[Collected data entries]
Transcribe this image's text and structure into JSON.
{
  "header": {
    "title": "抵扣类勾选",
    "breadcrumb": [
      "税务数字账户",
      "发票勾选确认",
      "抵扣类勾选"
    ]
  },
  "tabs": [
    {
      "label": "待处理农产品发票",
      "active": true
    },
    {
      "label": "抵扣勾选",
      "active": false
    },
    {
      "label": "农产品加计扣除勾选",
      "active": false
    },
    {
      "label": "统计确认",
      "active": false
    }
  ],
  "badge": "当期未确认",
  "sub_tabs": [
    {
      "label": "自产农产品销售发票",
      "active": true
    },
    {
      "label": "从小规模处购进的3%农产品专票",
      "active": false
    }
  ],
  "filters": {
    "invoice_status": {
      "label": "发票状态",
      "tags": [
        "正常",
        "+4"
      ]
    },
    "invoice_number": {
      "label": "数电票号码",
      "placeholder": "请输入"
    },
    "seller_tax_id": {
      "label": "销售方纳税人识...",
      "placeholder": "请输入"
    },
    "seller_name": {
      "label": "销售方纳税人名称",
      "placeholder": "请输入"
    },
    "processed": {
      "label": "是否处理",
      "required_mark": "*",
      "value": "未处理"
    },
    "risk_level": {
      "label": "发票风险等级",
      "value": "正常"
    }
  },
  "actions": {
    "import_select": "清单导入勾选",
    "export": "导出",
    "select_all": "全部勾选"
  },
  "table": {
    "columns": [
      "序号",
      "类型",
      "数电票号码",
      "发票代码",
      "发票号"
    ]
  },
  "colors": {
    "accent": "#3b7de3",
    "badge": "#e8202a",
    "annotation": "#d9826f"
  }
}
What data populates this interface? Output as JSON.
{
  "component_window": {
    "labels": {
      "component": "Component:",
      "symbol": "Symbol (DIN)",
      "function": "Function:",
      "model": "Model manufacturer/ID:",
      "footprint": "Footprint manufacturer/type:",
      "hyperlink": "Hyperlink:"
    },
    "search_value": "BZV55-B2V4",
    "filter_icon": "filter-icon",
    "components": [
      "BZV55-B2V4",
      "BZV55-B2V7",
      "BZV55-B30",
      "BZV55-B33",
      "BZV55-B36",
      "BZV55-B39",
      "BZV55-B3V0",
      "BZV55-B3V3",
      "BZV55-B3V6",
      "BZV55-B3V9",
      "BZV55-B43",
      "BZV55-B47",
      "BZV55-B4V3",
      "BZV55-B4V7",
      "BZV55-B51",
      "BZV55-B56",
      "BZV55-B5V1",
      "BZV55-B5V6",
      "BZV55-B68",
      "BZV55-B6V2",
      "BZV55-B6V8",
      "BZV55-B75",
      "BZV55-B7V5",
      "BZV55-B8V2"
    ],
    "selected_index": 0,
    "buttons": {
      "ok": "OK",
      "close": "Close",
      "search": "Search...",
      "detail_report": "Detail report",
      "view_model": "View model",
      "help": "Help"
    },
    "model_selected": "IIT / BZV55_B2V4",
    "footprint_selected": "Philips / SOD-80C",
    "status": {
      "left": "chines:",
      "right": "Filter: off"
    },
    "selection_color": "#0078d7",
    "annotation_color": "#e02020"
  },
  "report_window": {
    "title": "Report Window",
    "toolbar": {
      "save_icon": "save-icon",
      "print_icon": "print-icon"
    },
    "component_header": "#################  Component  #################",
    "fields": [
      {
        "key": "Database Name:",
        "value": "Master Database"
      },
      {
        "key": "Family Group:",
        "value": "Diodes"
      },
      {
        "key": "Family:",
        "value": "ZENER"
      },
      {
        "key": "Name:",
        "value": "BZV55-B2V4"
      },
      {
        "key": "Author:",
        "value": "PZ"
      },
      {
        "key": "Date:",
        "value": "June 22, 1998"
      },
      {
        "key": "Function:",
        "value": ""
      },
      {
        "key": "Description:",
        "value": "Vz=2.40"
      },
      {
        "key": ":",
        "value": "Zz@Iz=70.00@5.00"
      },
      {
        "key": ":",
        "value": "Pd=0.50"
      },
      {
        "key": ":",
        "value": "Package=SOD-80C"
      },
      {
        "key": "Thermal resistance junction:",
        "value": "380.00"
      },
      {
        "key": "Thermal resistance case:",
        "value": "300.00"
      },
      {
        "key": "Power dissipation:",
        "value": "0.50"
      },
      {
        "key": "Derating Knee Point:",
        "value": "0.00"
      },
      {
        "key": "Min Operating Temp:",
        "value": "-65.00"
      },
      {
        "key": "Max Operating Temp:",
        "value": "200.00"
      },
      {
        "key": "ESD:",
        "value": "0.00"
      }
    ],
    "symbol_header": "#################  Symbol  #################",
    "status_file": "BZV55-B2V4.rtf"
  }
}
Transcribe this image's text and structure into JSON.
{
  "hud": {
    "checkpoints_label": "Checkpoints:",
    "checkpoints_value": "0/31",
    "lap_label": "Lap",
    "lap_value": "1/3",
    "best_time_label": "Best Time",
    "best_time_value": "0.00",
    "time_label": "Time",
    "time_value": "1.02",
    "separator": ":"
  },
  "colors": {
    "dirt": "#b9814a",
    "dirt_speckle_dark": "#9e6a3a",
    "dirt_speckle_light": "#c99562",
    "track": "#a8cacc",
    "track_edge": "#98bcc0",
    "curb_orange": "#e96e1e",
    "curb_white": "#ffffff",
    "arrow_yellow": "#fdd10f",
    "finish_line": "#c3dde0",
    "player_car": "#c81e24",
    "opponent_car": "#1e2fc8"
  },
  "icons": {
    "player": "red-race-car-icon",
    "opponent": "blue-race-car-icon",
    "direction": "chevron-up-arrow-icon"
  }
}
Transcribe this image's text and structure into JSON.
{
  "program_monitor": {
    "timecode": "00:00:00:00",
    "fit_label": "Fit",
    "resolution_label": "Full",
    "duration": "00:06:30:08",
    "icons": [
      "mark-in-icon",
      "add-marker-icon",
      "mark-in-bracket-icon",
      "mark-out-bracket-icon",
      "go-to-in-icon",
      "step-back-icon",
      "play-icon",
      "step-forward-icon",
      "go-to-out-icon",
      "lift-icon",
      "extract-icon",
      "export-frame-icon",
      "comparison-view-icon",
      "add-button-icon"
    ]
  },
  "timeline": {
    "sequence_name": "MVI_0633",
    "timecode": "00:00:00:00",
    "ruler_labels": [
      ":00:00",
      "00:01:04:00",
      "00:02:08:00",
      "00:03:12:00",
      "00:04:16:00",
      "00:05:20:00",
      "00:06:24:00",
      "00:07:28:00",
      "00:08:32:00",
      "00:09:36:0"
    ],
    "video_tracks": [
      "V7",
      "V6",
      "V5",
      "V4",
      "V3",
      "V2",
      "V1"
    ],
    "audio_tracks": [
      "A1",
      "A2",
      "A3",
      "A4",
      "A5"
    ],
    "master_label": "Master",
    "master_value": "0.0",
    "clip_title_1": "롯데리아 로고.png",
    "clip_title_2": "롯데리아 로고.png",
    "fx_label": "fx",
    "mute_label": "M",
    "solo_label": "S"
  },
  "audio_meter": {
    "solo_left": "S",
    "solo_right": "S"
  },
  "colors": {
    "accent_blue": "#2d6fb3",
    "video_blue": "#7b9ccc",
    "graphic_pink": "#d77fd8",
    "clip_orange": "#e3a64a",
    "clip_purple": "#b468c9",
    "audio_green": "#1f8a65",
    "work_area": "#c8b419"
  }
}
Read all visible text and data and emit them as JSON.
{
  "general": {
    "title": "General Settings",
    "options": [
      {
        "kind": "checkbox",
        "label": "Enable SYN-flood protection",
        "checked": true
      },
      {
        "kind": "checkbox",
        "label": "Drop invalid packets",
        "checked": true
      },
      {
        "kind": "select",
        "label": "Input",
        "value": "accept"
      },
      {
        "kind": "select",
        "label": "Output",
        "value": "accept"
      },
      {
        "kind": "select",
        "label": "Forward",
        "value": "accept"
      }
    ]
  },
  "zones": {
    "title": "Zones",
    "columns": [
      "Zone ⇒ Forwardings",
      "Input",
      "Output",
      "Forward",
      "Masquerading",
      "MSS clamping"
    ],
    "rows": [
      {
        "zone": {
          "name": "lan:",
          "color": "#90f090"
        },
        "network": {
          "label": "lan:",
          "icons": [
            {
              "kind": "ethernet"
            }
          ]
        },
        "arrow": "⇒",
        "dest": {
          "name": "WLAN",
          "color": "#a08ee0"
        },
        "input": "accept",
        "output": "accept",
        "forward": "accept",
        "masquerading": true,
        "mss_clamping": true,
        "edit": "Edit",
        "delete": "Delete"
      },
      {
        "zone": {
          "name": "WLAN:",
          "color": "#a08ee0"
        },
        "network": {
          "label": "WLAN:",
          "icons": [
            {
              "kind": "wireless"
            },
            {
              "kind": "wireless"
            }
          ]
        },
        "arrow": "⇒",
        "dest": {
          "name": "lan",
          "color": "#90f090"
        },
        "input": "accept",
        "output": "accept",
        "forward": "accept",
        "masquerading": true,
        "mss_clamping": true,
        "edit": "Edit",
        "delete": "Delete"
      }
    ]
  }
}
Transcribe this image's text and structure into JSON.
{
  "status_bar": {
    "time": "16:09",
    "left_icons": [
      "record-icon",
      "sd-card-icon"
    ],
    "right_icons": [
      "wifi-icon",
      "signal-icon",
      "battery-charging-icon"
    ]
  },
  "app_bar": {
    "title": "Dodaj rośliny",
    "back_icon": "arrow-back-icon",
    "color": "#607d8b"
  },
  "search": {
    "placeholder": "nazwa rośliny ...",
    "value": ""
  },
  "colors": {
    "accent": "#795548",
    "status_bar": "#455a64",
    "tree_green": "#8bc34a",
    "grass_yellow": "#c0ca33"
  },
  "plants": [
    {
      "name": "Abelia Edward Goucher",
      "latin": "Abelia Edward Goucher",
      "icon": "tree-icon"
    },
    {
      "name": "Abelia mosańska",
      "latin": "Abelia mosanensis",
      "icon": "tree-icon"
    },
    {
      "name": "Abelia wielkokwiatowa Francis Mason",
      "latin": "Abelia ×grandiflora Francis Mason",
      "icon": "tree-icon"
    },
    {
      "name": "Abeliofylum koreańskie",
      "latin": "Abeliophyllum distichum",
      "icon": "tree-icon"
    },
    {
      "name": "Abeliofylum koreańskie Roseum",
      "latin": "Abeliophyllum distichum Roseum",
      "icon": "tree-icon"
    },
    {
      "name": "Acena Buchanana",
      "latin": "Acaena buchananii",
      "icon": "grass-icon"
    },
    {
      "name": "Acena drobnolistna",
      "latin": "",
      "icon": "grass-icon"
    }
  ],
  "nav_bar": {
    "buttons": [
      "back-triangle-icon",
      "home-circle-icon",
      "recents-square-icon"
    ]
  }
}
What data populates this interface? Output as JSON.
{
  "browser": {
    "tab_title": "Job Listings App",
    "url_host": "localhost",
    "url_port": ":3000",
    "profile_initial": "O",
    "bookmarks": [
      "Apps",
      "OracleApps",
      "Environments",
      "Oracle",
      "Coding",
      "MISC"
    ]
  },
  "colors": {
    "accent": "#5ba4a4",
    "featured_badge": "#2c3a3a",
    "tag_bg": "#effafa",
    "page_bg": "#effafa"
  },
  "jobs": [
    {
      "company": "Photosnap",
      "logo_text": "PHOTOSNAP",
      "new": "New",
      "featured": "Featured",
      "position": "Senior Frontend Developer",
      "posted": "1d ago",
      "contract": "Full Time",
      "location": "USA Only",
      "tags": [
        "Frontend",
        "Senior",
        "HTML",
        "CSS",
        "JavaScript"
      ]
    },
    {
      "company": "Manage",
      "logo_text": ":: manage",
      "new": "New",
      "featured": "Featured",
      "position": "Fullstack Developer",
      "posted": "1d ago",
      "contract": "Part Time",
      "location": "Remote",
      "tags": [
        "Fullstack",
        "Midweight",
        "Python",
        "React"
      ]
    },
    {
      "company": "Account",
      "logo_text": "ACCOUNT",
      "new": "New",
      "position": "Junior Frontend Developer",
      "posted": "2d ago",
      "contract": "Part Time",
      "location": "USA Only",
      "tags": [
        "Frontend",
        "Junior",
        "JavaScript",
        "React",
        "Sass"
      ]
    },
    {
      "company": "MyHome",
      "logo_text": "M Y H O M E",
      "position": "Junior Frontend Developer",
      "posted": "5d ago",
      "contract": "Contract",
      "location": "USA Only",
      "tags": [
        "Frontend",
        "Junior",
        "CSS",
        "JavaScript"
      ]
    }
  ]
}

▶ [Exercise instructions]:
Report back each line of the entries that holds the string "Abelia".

▶ [Solution to the problem]:
      "name": "Abelia Edward Goucher",
      "latin": "Abelia Edward Goucher",
      "name": "Abelia mosańska",
      "latin": "Abelia mosanensis",
      "name": "Abelia wielkokwiatowa Francis Mason",
      "latin": "Abelia ×grandiflora Francis Mason",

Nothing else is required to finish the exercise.